Download Policy: Content on the Website is provided to you AS IS for your information and personal use and may not be sold / licensed / shared on other websites without getting consent from its author. While downloading, if for some reason you are not able to download a presentation, the publisher may have deleted the file from their server.
BALLTRACKING Efficient tracking of photospheric flows H.E.Potts, D.A.Diver, R.K.Barrett University of Glasgow, UK Funded by PPARC Rolling Grant PPA/G/0/2001/00472
The Why and The How Why? • Investigate small scale interactions between magnetic elements and photosphere • Contribution to magnetic energy budget How? • Quite hard: • Typical diameter ~1 Mm • Granules only live for 5–15 mins • Typical supergranular velocity 500ms-1 , but much faster ‘random walk’ • Only advected ~0.5 Mm by supergranular flow in lifetime • Need lots of data! MDI continuum data
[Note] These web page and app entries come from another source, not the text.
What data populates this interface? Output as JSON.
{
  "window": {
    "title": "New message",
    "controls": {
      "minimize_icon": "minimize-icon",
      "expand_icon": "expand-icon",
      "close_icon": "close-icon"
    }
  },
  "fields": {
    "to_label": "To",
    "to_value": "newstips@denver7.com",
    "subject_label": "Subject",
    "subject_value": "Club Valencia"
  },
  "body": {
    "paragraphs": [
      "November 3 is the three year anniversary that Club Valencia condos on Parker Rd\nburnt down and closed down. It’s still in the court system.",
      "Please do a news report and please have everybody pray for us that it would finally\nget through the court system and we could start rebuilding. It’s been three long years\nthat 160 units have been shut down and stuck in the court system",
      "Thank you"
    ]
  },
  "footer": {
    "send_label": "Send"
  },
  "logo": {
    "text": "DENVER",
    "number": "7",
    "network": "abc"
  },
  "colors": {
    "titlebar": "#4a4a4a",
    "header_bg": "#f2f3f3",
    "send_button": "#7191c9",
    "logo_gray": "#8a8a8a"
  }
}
Established Tracking Methods • Standard LCT (Simon 1988). • Excellent results but slow (approx 4 days for 8hrs MDI High Resolution data) • CST (Strous 1995) • Complex, and limited to high resolution images. Need to be careful about selection effects • Simulated data needed
What will Solar-B give us? 10 – 20 times more data to process!
Balltracking 1: Filtering and derotation Filtering: • Continuum data is dominated by p-mode oscillations • 2D Fourier filter applied to remove all but granulation information. No time filtering used Derotation • Minimal remapping – just rigid derotation. Any more sophisticated scaling done on processed data set • Much smaller dataset (eg. 6GB raw vs. 10MB processed) • Reduces interpolation errors • Done in Fourier space Both done in a single operation for speed
Balltracking 1: Filtering and derotation Raw Image Filtered image 2D Fourier Transform Mask Phase adjust Inverse transform FILTER DEROTATE
Balltracking 2 : Tracking • Surface made from smoothed granulation data • Massy ‘balls’ dropped onto the surface. • Balls ‘float’ on surface and settle to local minima • Balls are then pushed around by travelling granulation patterns • Balls removed if too close to each other • Damping force for stability
Balltracking 3: Smoothing • Set of irregularly spaced ball trajectories • Smooth in space and time to get underlying velocity V(i,j): V(xi,yi,t): smoothed velocity s : spatial smoothing radius Dt : time smoothing interval rn,t : distance from (xi,yi) to ball
How accurate is possible? • Random Velocity > Directed velocity • Estimate error in smoothed velocity: • But adjacent measurements are not independent: • Best possible, regardless of sampling frequency: RS ,TS: Smoothing lengths Dt, Dr : Sampling intervals sv, su, : STD of smoothed and random velocity
Making Test data • Make uniform density array of randomly positioned cells • Assign a size and lifetime to each cell. • Specify velocity field v • Cell is advected by underlying velocity field, and repelled by surrounding cells • As a cells dies replace, with spatial frequency S : S : local cell replacement rate v : specified velocity field t : mean cell lifetime n0 : mean cell density
Real results - Supergranule evolution 4 hour average 2.5 × 2.5 arcmin Passive flow tracers
Supergranular lanes • 36h Quiet sun • Granulation pattern found from velocity field using a lane finding algorithm • Note differential rotation
Conclusions BALLTRACKING • Very efficient and robust tracking method • Accuracy close to the maximum possible • Useful for tracking any flow with features at a characteristic spatial scale • Fast enough for automated, real time analysis of large data sets
Publications Balltracking method: • Potts HE, Barrett RK, Diver, DA Balltracking: An ultra efficient method for tracking photosperic flows. Submitted to A&A, November 2003 Interpolation errors in LCT: • Potts HE, Barrett R, Diver, DA Reduction of interpolation errors when using LCT for motion detection. Submitted to Solar Physics, June 2003